Dear Next President,
I would like for you to take into consideration the problem that affects many fellow young Americans, which is the lack of real-world skills. I don’t refer to social skills, rather practical skills (hands-on skills). Skills that can be used to help students with low grades and not only them, but also all the students that are driven and inspired by technical careers. These skills don’t only benefit the individual, but also the economy and the unemployment rate of the country.
My freshman year of high school I attended a school in Mexico, where I was given the opportunity to take a technical class. That year I took an electrical course and by the end of the year I learned the basic skills of an electrician: wiring and setting up electric circuits, either in homes or in household appliances. The class was very intriguing and gave me hands-on skills of a respectable trade. It also opened a range of new opportunities for me, meeting more people and getting to know the different careers the electric trade brought.
After my freshman year, I’ve attended Woodburn High School, in Woodburn, Oregon. Here I was never given the opportunity to take a technical class like I did before due to the lack of funds; consequently, many good opportunities are closed for me in regard to jobs, internships and technical skills.
This is only my perspective, but I know that many other high school students have been denied the opportunity to take these classes, mainly because many high school curricula don’t necessarily include these classes; or sometimes the funds aren’t enough and experts in the specific trades are scarce. I acknowledge the many programs that promote quality education and college preparedness, but the major focus is to send students to college, leaving behind those that find importance to technical and vocational careers.
I am a firm believer in equal opportunity, so with that being said: I believe that not every student is the same and not every student plans on attending college.
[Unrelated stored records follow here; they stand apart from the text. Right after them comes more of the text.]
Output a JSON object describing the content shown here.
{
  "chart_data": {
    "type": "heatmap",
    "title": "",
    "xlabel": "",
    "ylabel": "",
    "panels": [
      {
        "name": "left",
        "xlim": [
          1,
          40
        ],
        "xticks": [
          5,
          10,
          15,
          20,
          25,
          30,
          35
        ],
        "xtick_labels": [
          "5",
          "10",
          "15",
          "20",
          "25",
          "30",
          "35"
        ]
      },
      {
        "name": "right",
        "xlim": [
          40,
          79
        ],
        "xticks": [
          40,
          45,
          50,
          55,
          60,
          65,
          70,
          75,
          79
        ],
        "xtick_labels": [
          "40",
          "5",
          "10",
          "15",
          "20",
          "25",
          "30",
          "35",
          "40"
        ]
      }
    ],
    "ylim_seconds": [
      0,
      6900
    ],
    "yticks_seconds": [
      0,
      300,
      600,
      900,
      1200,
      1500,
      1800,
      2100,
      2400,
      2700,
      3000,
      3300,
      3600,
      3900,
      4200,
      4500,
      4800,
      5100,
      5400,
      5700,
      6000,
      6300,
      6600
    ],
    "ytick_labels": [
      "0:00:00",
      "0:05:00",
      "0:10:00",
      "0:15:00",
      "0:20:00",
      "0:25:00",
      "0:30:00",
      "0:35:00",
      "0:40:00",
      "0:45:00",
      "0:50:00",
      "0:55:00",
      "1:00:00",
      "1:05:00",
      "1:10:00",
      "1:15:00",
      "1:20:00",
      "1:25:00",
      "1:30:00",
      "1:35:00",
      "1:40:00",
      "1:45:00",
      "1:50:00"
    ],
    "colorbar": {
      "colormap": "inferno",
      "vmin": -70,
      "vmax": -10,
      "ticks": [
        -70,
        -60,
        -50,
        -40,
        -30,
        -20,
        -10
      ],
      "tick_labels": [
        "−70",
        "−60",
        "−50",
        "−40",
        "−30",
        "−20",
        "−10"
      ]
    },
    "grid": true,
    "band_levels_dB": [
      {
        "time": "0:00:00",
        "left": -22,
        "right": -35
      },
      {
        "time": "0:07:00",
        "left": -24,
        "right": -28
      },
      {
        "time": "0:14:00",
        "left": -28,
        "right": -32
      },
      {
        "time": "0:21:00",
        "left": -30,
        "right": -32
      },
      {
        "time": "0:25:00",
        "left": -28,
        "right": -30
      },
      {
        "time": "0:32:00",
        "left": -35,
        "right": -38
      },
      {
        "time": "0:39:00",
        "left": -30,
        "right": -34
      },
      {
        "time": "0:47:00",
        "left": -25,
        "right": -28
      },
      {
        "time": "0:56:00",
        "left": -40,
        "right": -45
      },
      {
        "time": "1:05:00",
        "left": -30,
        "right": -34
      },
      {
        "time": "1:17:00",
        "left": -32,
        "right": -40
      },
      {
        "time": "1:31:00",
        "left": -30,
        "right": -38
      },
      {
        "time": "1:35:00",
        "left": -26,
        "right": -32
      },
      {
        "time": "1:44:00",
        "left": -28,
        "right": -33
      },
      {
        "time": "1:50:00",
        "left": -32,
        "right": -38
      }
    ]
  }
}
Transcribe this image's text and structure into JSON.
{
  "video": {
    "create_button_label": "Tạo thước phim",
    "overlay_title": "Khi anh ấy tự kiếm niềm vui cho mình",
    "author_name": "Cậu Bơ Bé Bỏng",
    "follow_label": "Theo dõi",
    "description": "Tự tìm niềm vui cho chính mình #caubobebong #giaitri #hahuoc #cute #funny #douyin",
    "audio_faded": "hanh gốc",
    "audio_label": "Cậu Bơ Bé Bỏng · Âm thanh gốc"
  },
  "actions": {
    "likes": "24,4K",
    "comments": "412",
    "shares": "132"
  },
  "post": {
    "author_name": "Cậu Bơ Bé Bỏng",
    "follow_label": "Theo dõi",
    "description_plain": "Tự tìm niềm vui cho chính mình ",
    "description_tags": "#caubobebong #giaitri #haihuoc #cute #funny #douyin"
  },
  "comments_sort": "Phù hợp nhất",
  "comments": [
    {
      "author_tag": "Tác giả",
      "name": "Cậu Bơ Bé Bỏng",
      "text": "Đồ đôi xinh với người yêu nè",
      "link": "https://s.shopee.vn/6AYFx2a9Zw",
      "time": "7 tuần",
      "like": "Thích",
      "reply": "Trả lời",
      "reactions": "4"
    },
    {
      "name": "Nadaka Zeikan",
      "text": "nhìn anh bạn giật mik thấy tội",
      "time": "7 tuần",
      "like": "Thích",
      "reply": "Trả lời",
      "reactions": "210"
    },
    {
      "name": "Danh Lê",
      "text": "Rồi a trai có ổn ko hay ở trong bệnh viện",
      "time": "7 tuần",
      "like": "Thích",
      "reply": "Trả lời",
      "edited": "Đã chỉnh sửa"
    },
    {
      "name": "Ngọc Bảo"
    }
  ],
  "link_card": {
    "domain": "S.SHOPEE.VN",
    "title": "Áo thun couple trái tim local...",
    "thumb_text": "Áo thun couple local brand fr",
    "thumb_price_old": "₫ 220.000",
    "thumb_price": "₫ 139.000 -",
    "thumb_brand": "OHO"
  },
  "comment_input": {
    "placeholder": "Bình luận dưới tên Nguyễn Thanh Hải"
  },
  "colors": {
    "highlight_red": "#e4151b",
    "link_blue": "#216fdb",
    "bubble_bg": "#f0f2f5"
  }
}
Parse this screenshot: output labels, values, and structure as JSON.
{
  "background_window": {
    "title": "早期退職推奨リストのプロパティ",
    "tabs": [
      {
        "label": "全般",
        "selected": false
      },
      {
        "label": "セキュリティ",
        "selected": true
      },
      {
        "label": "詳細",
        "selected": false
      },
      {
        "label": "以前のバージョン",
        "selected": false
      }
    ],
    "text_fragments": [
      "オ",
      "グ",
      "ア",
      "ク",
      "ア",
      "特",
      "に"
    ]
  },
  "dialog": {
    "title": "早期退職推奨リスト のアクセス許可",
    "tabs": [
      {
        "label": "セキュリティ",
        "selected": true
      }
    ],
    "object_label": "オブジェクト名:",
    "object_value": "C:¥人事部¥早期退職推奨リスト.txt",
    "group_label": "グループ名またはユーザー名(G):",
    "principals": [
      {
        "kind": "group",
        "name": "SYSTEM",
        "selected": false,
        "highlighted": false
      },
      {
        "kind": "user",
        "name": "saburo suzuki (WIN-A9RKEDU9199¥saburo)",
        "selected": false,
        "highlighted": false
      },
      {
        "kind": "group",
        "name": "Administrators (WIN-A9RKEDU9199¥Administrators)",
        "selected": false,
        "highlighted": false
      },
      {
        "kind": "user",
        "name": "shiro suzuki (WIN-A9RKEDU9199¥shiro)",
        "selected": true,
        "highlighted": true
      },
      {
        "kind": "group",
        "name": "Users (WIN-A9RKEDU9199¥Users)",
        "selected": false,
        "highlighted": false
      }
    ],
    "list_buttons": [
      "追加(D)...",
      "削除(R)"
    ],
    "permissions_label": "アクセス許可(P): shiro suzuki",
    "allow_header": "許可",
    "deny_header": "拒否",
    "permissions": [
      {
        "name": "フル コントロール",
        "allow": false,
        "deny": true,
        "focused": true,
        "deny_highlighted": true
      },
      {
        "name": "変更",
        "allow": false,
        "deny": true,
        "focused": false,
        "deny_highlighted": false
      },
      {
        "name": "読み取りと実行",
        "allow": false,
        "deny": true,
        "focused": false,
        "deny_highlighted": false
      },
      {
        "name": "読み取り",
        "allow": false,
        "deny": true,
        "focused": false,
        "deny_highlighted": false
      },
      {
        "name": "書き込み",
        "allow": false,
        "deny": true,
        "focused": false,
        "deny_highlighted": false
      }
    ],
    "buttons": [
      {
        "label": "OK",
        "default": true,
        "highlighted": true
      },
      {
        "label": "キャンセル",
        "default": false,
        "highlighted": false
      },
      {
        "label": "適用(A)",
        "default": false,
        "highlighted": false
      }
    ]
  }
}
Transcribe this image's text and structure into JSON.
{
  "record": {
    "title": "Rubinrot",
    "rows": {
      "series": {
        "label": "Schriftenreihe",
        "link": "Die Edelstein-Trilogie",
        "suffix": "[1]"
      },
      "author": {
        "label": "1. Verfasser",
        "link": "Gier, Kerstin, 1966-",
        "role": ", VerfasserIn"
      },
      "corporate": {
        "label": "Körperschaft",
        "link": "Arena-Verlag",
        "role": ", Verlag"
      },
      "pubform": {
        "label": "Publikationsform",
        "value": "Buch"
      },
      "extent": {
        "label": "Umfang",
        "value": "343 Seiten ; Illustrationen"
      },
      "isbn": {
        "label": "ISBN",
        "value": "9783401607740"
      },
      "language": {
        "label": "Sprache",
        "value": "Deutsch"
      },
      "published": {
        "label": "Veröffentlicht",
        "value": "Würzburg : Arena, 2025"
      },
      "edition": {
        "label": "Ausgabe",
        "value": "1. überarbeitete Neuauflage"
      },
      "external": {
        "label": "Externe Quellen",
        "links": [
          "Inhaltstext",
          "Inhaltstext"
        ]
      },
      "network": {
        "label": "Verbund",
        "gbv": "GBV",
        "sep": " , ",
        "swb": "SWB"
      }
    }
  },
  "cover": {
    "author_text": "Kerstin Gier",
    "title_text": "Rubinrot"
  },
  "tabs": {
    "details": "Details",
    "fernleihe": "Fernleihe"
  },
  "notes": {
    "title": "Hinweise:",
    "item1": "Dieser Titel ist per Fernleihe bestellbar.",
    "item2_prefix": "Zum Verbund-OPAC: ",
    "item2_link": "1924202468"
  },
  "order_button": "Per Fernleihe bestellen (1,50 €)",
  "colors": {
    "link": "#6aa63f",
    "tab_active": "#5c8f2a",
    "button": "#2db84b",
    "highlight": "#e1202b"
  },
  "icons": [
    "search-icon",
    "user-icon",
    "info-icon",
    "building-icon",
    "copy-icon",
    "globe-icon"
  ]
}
So, I hope that there can be alternative ways to ensure that high school students learn how to make a good living without necessarily having to attend college.
For these reasons, I believe there should be more funding and implementation of technical classes in high school, to give students an opportunity to think forward about their future, and also to be of great help to their community.
Sincerely, Cristopher M.